---------- Record extracts ----------
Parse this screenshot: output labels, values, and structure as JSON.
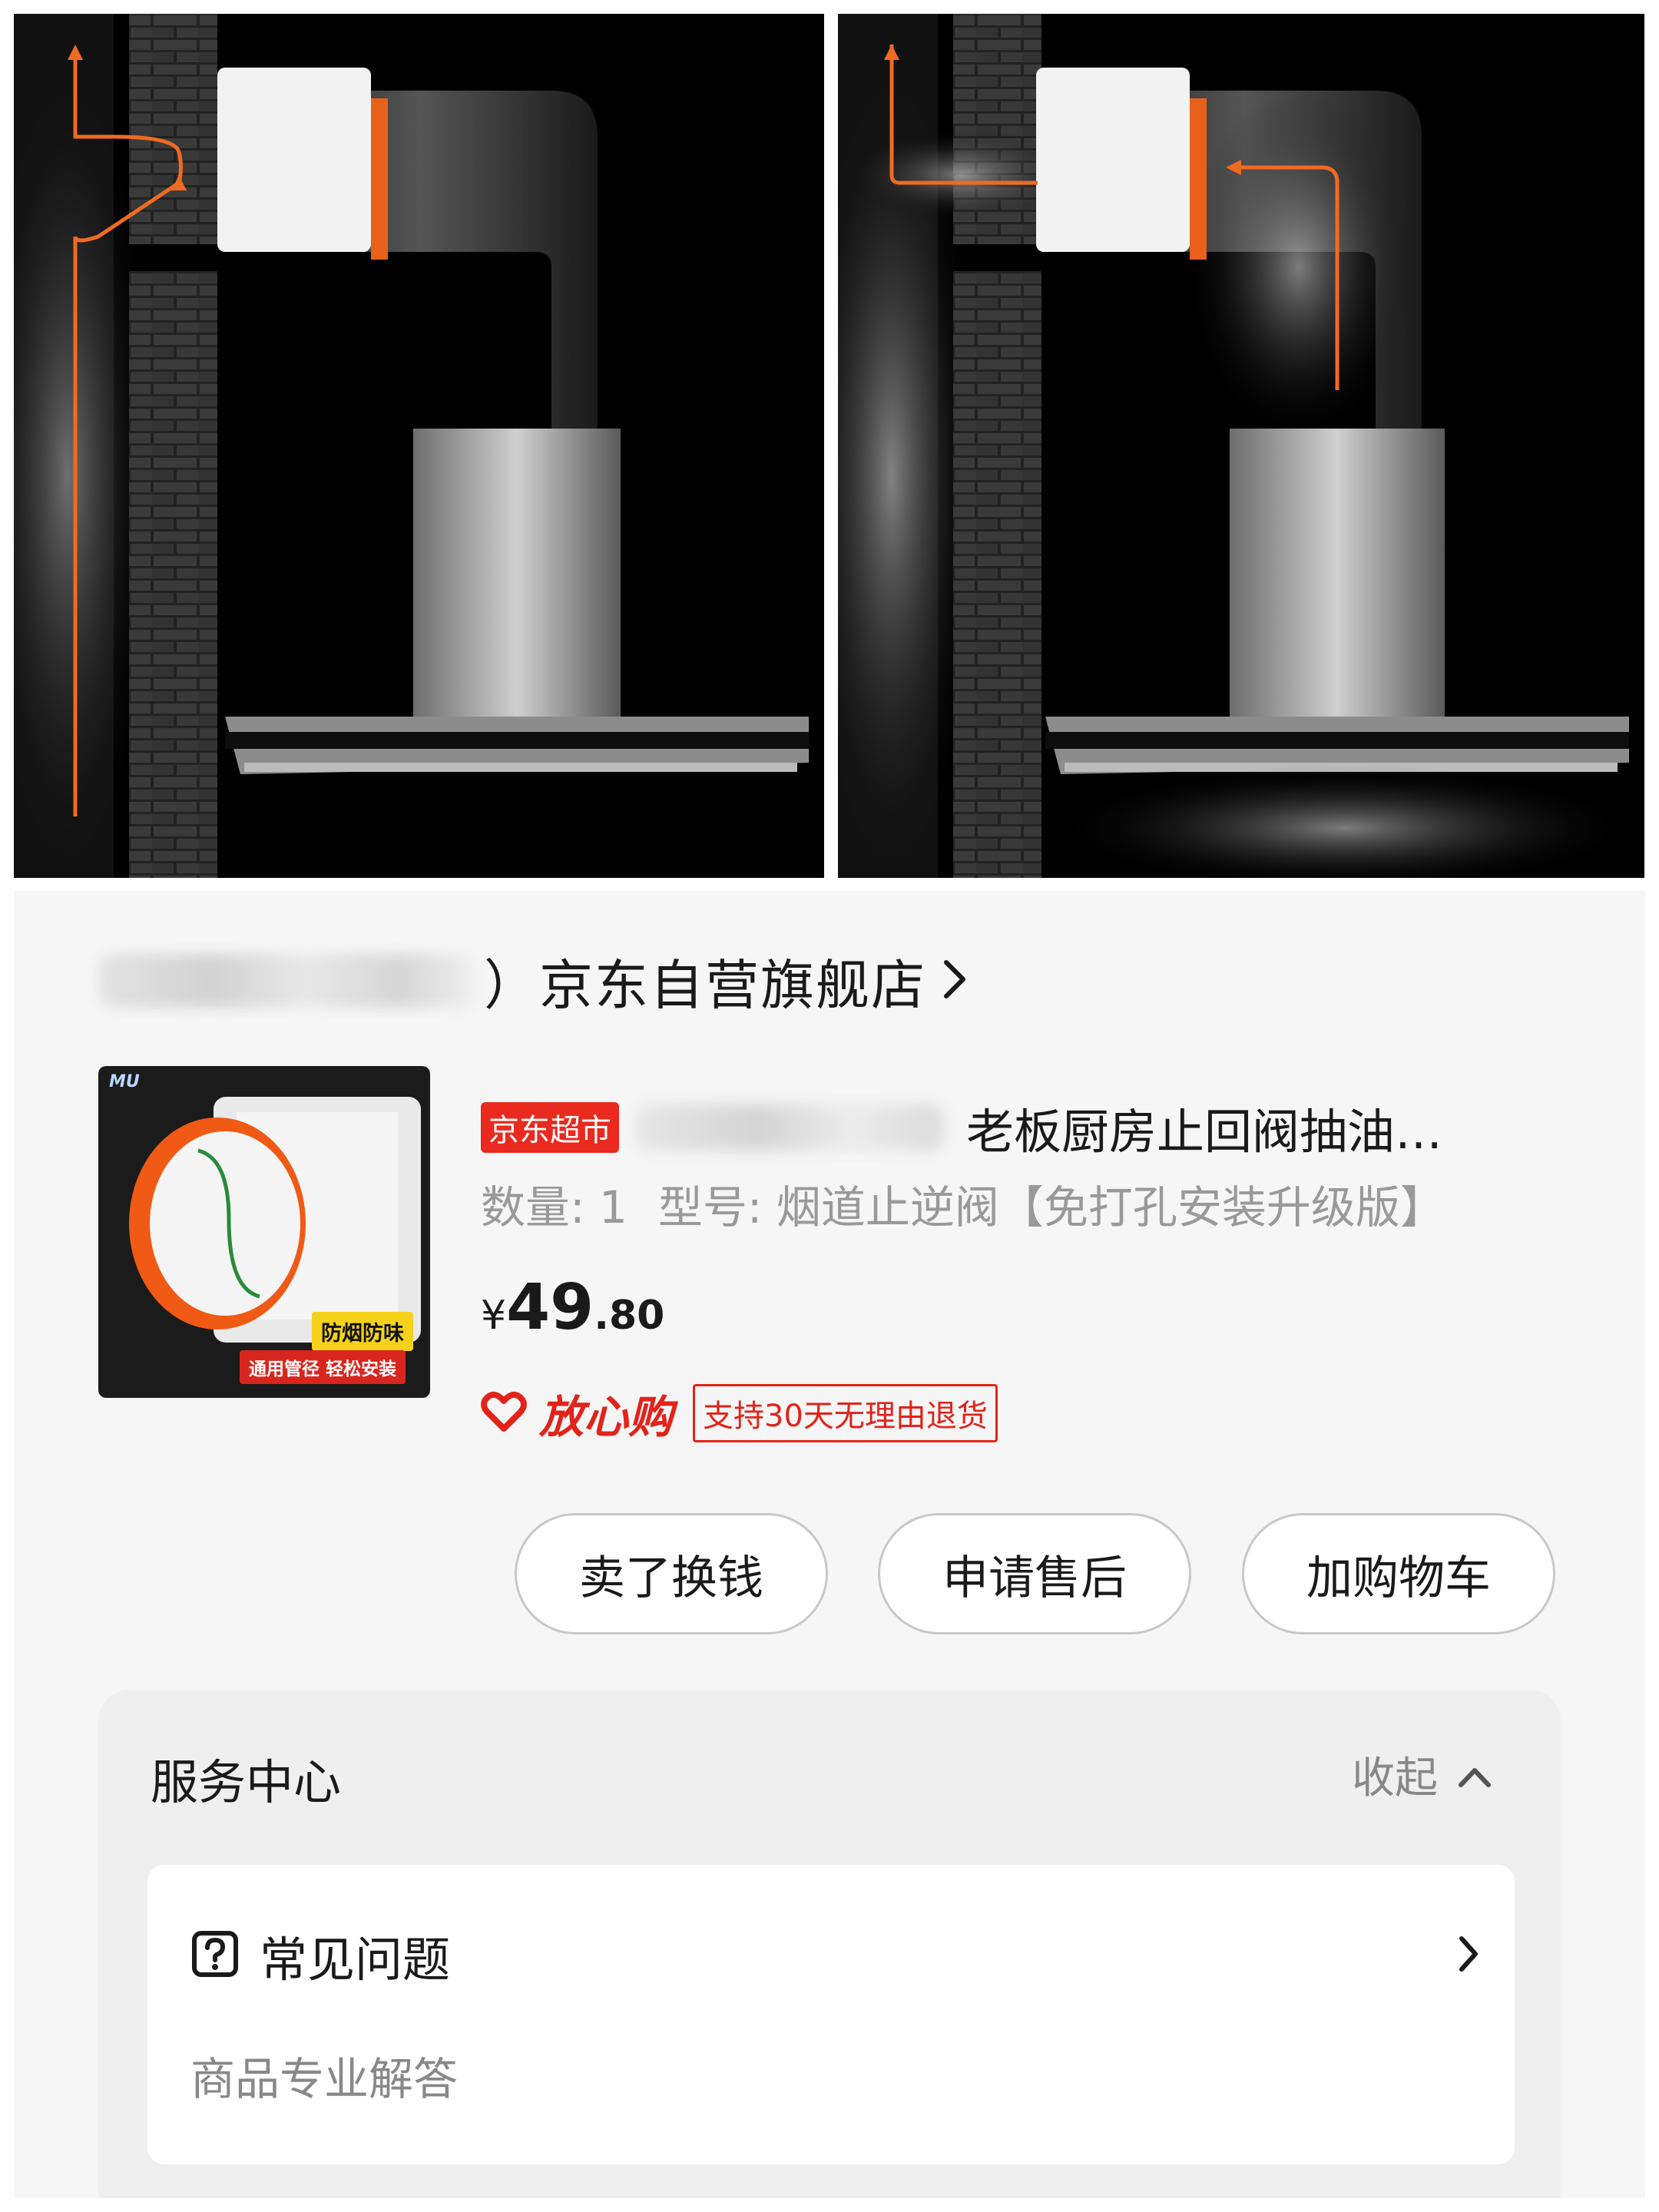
{
  "store": {
    "name": "）京东自营旗舰店"
  },
  "product": {
    "tag": "京东超市",
    "title": "老板厨房止回阀抽油…",
    "quantity": "数量: 1",
    "model": "型号: 烟道止逆阀【免打孔安装升级版】",
    "price_currency": "¥",
    "price_int": "49",
    "price_dec": ".80",
    "image_brand": "MU",
    "image_badge1": "防烟防味",
    "image_badge2": "通用管径 轻松安装"
  },
  "assurance": {
    "label": "放心购",
    "return_policy": "支持30天无理由退货",
    "accent": "#e2231a"
  },
  "actions": {
    "sell": "卖了换钱",
    "after_sales": "申请售后",
    "add_cart": "加购物车"
  },
  "service": {
    "title": "服务中心",
    "collapse": "收起",
    "faq_label": "常见问题",
    "faq_sub": "商品专业解答"
  },
  "icons": {
    "illustration_left": "range-hood-without-check-valve",
    "illustration_right": "range-hood-smoke-backflow",
    "store_arrow": "chevron-right-icon",
    "heart": "heart-icon",
    "collapse": "chevron-up-icon",
    "faq": "question-box-icon",
    "faq_arrow": "chevron-right-icon"
  }
}
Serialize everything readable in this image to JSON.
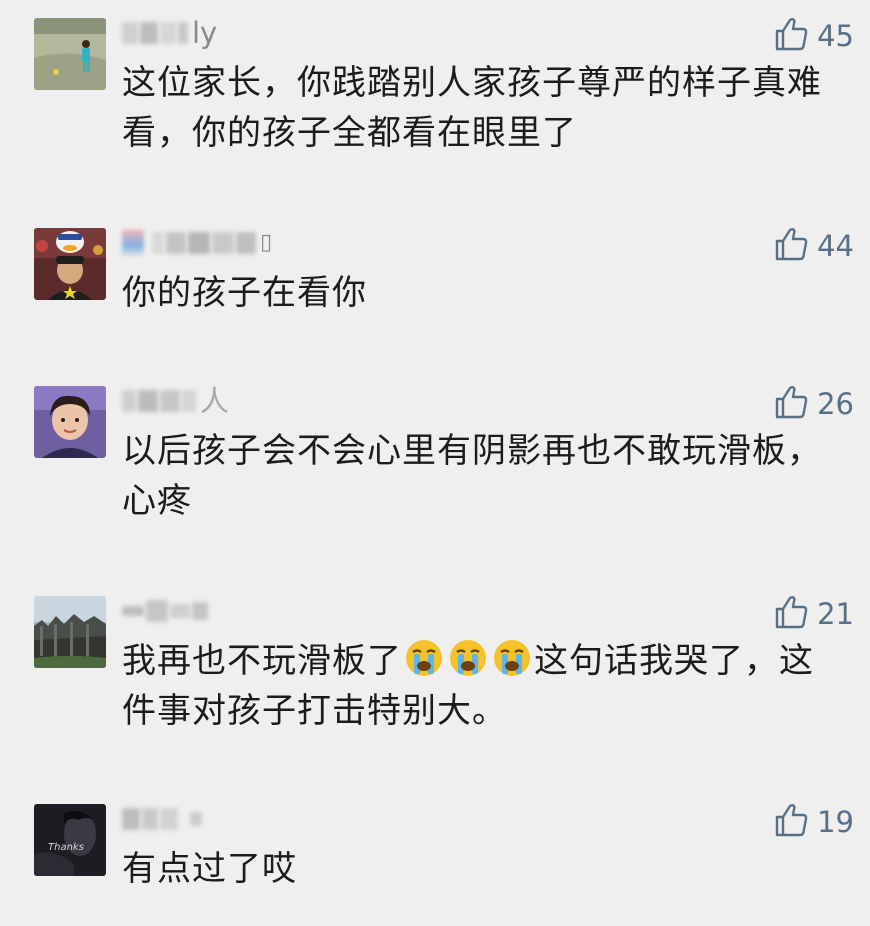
{
  "comments": [
    {
      "name_visible": "ly",
      "likes": "45",
      "text": "这位家长，你践踏别人家孩子尊严的样子真难看，你的孩子全都看在眼里了",
      "avatar": "child-on-grass-photo"
    },
    {
      "name_visible": "▯",
      "likes": "44",
      "text": "你的孩子在看你",
      "avatar": "kid-with-donald-duck-photo"
    },
    {
      "name_visible": "人",
      "likes": "26",
      "text": "以后孩子会不会心里有阴影再也不敢玩滑板，心疼",
      "avatar": "woman-portrait-photo"
    },
    {
      "name_visible": "",
      "likes": "21",
      "text_before": "我再也不玩滑板了",
      "text_after": "这句话我哭了，这件事对孩子打击特别大。",
      "emoji_name": "crying-face-emoji",
      "avatar": "rocky-landscape-photo"
    },
    {
      "name_visible": "",
      "likes": "19",
      "text": "有点过了哎",
      "avatar": "dark-thanks-photo",
      "avatar_caption": "Thanks"
    }
  ],
  "icons": {
    "like": "thumbs-up-outline-icon"
  },
  "colors": {
    "background": "#efefef",
    "like_icon": "#5a6f86",
    "name_gray": "#8a8a8a"
  }
}
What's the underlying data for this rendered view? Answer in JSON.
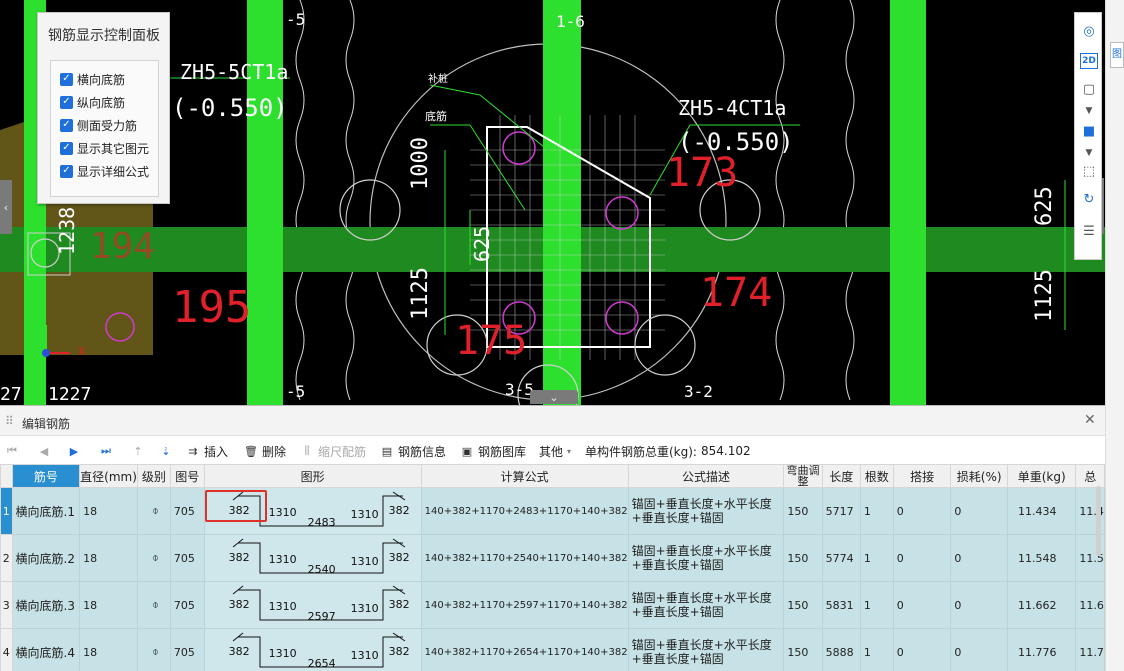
{
  "cad": {
    "colors": {
      "background": "#000000",
      "green_bar": "#2ee02e",
      "green_band": "#1f8a1f",
      "red_text": "#e0202a",
      "white_text": "#ffffff",
      "olive": "#6b5e1a",
      "magenta": "#d03ad0"
    },
    "labels": {
      "axis_top_a": "-5",
      "axis_top_b": "1-6",
      "axis_bottom_a": "-5",
      "axis_bottom_b": "3-2",
      "axis_bottom_c": "3-5",
      "zh_left": "ZH5-5CT1a",
      "zh_left_elev": "(-0.550)",
      "zh_right": "ZH5-4CT1a",
      "zh_right_elev": "(-0.550)",
      "dim_1000": "1000",
      "dim_625": "625",
      "dim_1125": "1125",
      "dim_1238": "1238",
      "dim_625_right": "625",
      "dim_1125_right": "1125",
      "red_195": "195",
      "red_174": "174",
      "red_175": "175",
      "red_173": "173",
      "red_194": "194",
      "bottom_227": "27",
      "bottom_1227": "1227",
      "note_a": "补桩",
      "note_b": "底筋",
      "axis_x": "X"
    }
  },
  "control_panel": {
    "title": "钢筋显示控制面板",
    "options": [
      {
        "label": "横向底筋",
        "checked": true
      },
      {
        "label": "纵向底筋",
        "checked": true
      },
      {
        "label": "侧面受力筋",
        "checked": true
      },
      {
        "label": "显示其它图元",
        "checked": true
      },
      {
        "label": "显示详细公式",
        "checked": true
      }
    ]
  },
  "right_toolbar": {
    "icons": [
      "globe-icon",
      "2d-view-icon",
      "3d-box-icon",
      "dropdown-arrow-icon",
      "cube-icon",
      "dropdown-arrow-icon",
      "select-frame-icon",
      "rotate-icon",
      "list-icon"
    ],
    "label_2d": "2D"
  },
  "far_right": {
    "tab_label": "图"
  },
  "editor": {
    "title": "编辑钢筋",
    "toolbar": {
      "insert": "插入",
      "delete": "删除",
      "scale_rebar": "缩尺配筋",
      "rebar_info": "钢筋信息",
      "rebar_library": "钢筋图库",
      "other": "其他",
      "total_weight_label": "单构件钢筋总重(kg):",
      "total_weight_value": "854.102"
    },
    "columns": [
      "筋号",
      "直径(mm)",
      "级别",
      "图号",
      "图形",
      "计算公式",
      "公式描述",
      "弯曲调整",
      "长度",
      "根数",
      "搭接",
      "损耗(%)",
      "单重(kg)",
      "总"
    ],
    "rows": [
      {
        "row_no": "1",
        "name": "横向底筋.1",
        "diameter": "18",
        "grade": "⌽",
        "figure_no": "705",
        "shape": {
          "hook_left": "382",
          "left": "1310",
          "mid": "2483",
          "right": "1310",
          "hook_right": "382"
        },
        "formula": "140+382+1170+2483+1170+140+382",
        "desc": "锚固+垂直长度+水平长度+垂直长度+锚固",
        "bend": "150",
        "length": "5717",
        "count": "1",
        "lap": "0",
        "loss": "0",
        "unit_weight": "11.434",
        "total": "11.4"
      },
      {
        "row_no": "2",
        "name": "横向底筋.2",
        "diameter": "18",
        "grade": "⌽",
        "figure_no": "705",
        "shape": {
          "hook_left": "382",
          "left": "1310",
          "mid": "2540",
          "right": "1310",
          "hook_right": "382"
        },
        "formula": "140+382+1170+2540+1170+140+382",
        "desc": "锚固+垂直长度+水平长度+垂直长度+锚固",
        "bend": "150",
        "length": "5774",
        "count": "1",
        "lap": "0",
        "loss": "0",
        "unit_weight": "11.548",
        "total": "11.5"
      },
      {
        "row_no": "3",
        "name": "横向底筋.3",
        "diameter": "18",
        "grade": "⌽",
        "figure_no": "705",
        "shape": {
          "hook_left": "382",
          "left": "1310",
          "mid": "2597",
          "right": "1310",
          "hook_right": "382"
        },
        "formula": "140+382+1170+2597+1170+140+382",
        "desc": "锚固+垂直长度+水平长度+垂直长度+锚固",
        "bend": "150",
        "length": "5831",
        "count": "1",
        "lap": "0",
        "loss": "0",
        "unit_weight": "11.662",
        "total": "11.6"
      },
      {
        "row_no": "4",
        "name": "横向底筋.4",
        "diameter": "18",
        "grade": "⌽",
        "figure_no": "705",
        "shape": {
          "hook_left": "382",
          "left": "1310",
          "mid": "2654",
          "right": "1310",
          "hook_right": "382"
        },
        "formula": "140+382+1170+2654+1170+140+382",
        "desc": "锚固+垂直长度+水平长度+垂直长度+锚固",
        "bend": "150",
        "length": "5888",
        "count": "1",
        "lap": "0",
        "loss": "0",
        "unit_weight": "11.776",
        "total": "11.7"
      }
    ]
  }
}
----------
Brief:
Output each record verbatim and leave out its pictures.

Response area:
Parse this screenshot: output labels, values, and structure as JSON.
{
  "store": {
    "name": "）京东自营旗舰店"
  },
  "product": {
    "tag": "京东超市",
    "title": "老板厨房止回阀抽油…",
    "quantity": "数量: 1",
    "model": "型号: 烟道止逆阀【免打孔安装升级版】",
    "price_currency": "¥",
    "price_int": "49",
    "price_dec": ".80",
    "image_brand": "MU",
    "image_badge1": "防烟防味",
    "image_badge2": "通用管径 轻松安装"
  },
  "assurance": {
    "label": "放心购",
    "return_policy": "支持30天无理由退货",
    "accent": "#e2231a"
  },
  "actions": {
    "sell": "卖了换钱",
    "after_sales": "申请售后",
    "add_cart": "加购物车"
  },
  "service": {
    "title": "服务中心",
    "collapse": "收起",
    "faq_label": "常见问题",
    "faq_sub": "商品专业解答"
  },
  "icons": {
    "illustration_left": "range-hood-without-check-valve",
    "illustration_right": "range-hood-smoke-backflow",
    "store_arrow": "chevron-right-icon",
    "heart": "heart-icon",
    "collapse": "chevron-up-icon",
    "faq": "question-box-icon",
    "faq_arrow": "chevron-right-icon"
  }
}
Serialize everything readable in this image to JSON.
{
  "comments": [
    {
      "name_visible": "ly",
      "likes": "45",
      "text": "这位家长，你践踏别人家孩子尊严的样子真难看，你的孩子全都看在眼里了",
      "avatar": "child-on-grass-photo"
    },
    {
      "name_visible": "▯",
      "likes": "44",
      "text": "你的孩子在看你",
      "avatar": "kid-with-donald-duck-photo"
    },
    {
      "name_visible": "人",
      "likes": "26",
      "text": "以后孩子会不会心里有阴影再也不敢玩滑板，心疼",
      "avatar": "woman-portrait-photo"
    },
    {
      "name_visible": "",
      "likes": "21",
      "text_before": "我再也不玩滑板了",
      "text_after": "这句话我哭了，这件事对孩子打击特别大。",
      "emoji_name": "crying-face-emoji",
      "avatar": "rocky-landscape-photo"
    },
    {
      "name_visible": "",
      "likes": "19",
      "text": "有点过了哎",
      "avatar": "dark-thanks-photo",
      "avatar_caption": "Thanks"
    }
  ],
  "icons": {
    "like": "thumbs-up-outline-icon"
  },
  "colors": {
    "background": "#efefef",
    "like_icon": "#5a6f86",
    "name_gray": "#8a8a8a"
  }
}
What's the underlying data for this rendered view? Answer in JSON.
{
  "cad": {
    "colors": {
      "background": "#000000",
      "green_bar": "#2ee02e",
      "green_band": "#1f8a1f",
      "red_text": "#e0202a",
      "white_text": "#ffffff",
      "olive": "#6b5e1a",
      "magenta": "#d03ad0"
    },
    "labels": {
      "axis_top_a": "-5",
      "axis_top_b": "1-6",
      "axis_bottom_a": "-5",
      "axis_bottom_b": "3-2",
      "axis_bottom_c": "3-5",
      "zh_left": "ZH5-5CT1a",
      "zh_left_elev": "(-0.550)",
      "zh_right": "ZH5-4CT1a",
      "zh_right_elev": "(-0.550)",
      "dim_1000": "1000",
      "dim_625": "625",
      "dim_1125": "1125",
      "dim_1238": "1238",
      "dim_625_right": "625",
      "dim_1125_right": "1125",
      "red_195": "195",
      "red_174": "174",
      "red_175": "175",
      "red_173": "173",
      "red_194": "194",
      "bottom_227": "27",
      "bottom_1227": "1227",
      "note_a": "补桩",
      "note_b": "底筋",
      "axis_x": "X"
    }
  },
  "control_panel": {
    "title": "钢筋显示控制面板",
    "options": [
      {
        "label": "横向底筋",
        "checked": true
      },
      {
        "label": "纵向底筋",
        "checked": true
      },
      {
        "label": "侧面受力筋",
        "checked": true
      },
      {
        "label": "显示其它图元",
        "checked": true
      },
      {
        "label": "显示详细公式",
        "checked": true
      }
    ]
  },
  "right_toolbar": {
    "icons": [
      "globe-icon",
      "2d-view-icon",
      "3d-box-icon",
      "dropdown-arrow-icon",
      "cube-icon",
      "dropdown-arrow-icon",
      "select-frame-icon",
      "rotate-icon",
      "list-icon"
    ],
    "label_2d": "2D"
  },
  "far_right": {
    "tab_label": "图"
  },
  "editor": {
    "title": "编辑钢筋",
    "toolbar": {
      "insert": "插入",
      "delete": "删除",
      "scale_rebar": "缩尺配筋",
      "rebar_info": "钢筋信息",
      "rebar_library": "钢筋图库",
      "other": "其他",
      "total_weight_label": "单构件钢筋总重(kg):",
      "total_weight_value": "854.102"
    },
    "columns": [
      "筋号",
      "直径(mm)",
      "级别",
      "图号",
      "图形",
      "计算公式",
      "公式描述",
      "弯曲调整",
      "长度",
      "根数",
      "搭接",
      "损耗(%)",
      "单重(kg)",
      "总"
    ],
    "rows": [
      {
        "row_no": "1",
        "name": "横向底筋.1",
        "diameter": "18",
        "grade": "⌽",
        "figure_no": "705",
        "shape": {
          "hook_left": "382",
          "left": "1310",
          "mid": "2483",
          "right": "1310",
          "hook_right": "382"
        },
        "formula": "140+382+1170+2483+1170+140+382",
        "desc": "锚固+垂直长度+水平长度+垂直长度+锚固",
        "bend": "150",
        "length": "5717",
        "count": "1",
        "lap": "0",
        "loss": "0",
        "unit_weight": "11.434",
        "total": "11.4"
      },
      {
        "row_no": "2",
        "name": "横向底筋.2",
        "diameter": "18",
        "grade": "⌽",
        "figure_no": "705",
        "shape": {
          "hook_left": "382",
          "left": "1310",
          "mid": "2540",
          "right": "1310",
          "hook_right": "382"
        },
        "formula": "140+382+1170+2540+1170+140+382",
        "desc": "锚固+垂直长度+水平长度+垂直长度+锚固",
        "bend": "150",
        "length": "5774",
        "count": "1",
        "lap": "0",
        "loss": "0",
        "unit_weight": "11.548",
        "total": "11.5"
      },
      {
        "row_no": "3",
        "name": "横向底筋.3",
        "diameter": "18",
        "grade": "⌽",
        "figure_no": "705",
        "shape": {
          "hook_left": "382",
          "left": "1310",
          "mid": "2597",
          "right": "1310",
          "hook_right": "382"
        },
        "formula": "140+382+1170+2597+1170+140+382",
        "desc": "锚固+垂直长度+水平长度+垂直长度+锚固",
        "bend": "150",
        "length": "5831",
        "count": "1",
        "lap": "0",
        "loss": "0",
        "unit_weight": "11.662",
        "total": "11.6"
      },
      {
        "row_no": "4",
        "name": "横向底筋.4",
        "diameter": "18",
        "grade": "⌽",
        "figure_no": "705",
        "shape": {
          "hook_left": "382",
          "left": "1310",
          "mid": "2654",
          "right": "1310",
          "hook_right": "382"
        },
        "formula": "140+382+1170+2654+1170+140+382",
        "desc": "锚固+垂直长度+水平长度+垂直长度+锚固",
        "bend": "150",
        "length": "5888",
        "count": "1",
        "lap": "0",
        "loss": "0",
        "unit_weight": "11.776",
        "total": "11.7"
      }
    ]
  }
}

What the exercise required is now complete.